Coalition party heads in Prime Minister Benjamin Netanyahu's government have chose to dissolve parliament and hold elections in early April "in the name of budgetary and national responsibility", the statement distributed by a spokesman for Netanyahu's Likud party said.
Netanyahu's coalition has been teetering on the edge with a one-seat majority since the November 14 resignation of the Israeli minister for military affairs, Avigdor Liberman, who stepped down over the Tel Aviv's handling of ongoing tensions in the Gaza Strip. Lieberman urged Syrian President Bashar al-Assad to expel Iranian forces from his country, after Israeli air strikes hit alleged Iranian targets in Syria.
Netanyahu - who has been a mainstay in Israeli politics for decades - is battling bribery charges that could potentially bring an end his career. The attorney general has not yet decided whether to act on police recommendations that he be indicted.
The country's attorney general is now deciding whether to press charges. The Justice Ministry announced today that deliberations were continuing and were "not dependent on political events".
Mr Netanyahu has angrily dismissed the accusations against him, characterising them as part of a media-driven witch hunt that is obsessed with removing him from office. He has vowed to carry on and keep serving.
Turkey and Israel have seen deteriorating relations in recent months, and follows a complete freezing of ties when Turkish activists were killed by Israeli soldiers on a flotilla travelling to Gaza in 2010.
"He wants to turn around to the attorney general and say 'before you decide to prosecute me pay attention".
However, Netanyahu may still run into trouble if he plans to count on the support of his current senior collation partner again.
"All good things come to an end", Jewish Home party leader Naftali Bennett said, after nearly four years in the Likud-led government.
Though the polls now don't bode well for most of the centre and left-wing opposition parties, there was widespread excitement among them at the prospect of a new election.
Erdogan "knows what a moral army is and he knows what a genuine democracy is, as opposed to an army that massacres women and children in Kurdish villages and a state, which, to my regret, is becoming more dictatorial day by day", Netanyahu said.
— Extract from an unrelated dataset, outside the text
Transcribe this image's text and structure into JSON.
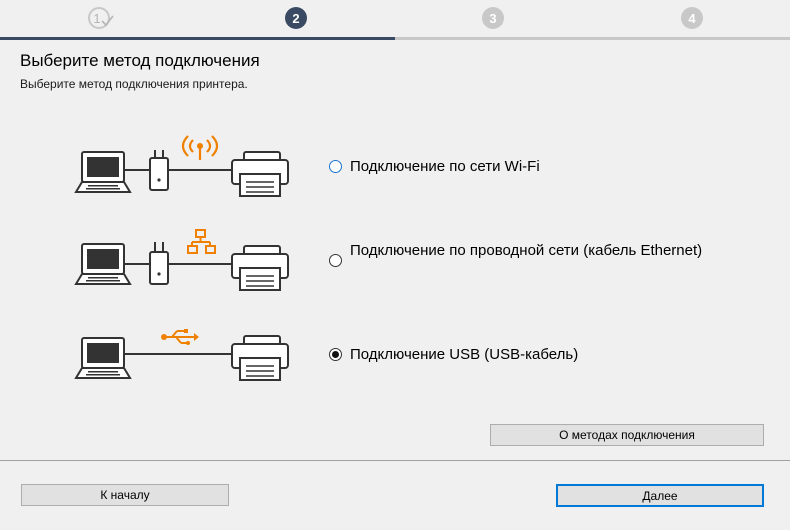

Netanyahu, who also served a term in the late 1990s, has been prime minister for the past decade.
Netanyahu, now in his fourth term as prime minister, has been governing with a slim majority of 61 seats in the 120-member parliament.
A statement from their Zionist Union alliance said: "We welcome the early elections".
New elections are tentatively scheduled for April 9, 2019, four years since the last election, and six months before the previously scheduled election date of November 5, 2017.
Former Prime Minister Ehud Barak called the election "the most fateful" since the assassination of then-Prime Minister Yitzhak Rabin in 1995. But following the military campaign to uncover the Hezbollah tunnel network from Lebanon into Israel, he said the country was now in a different place.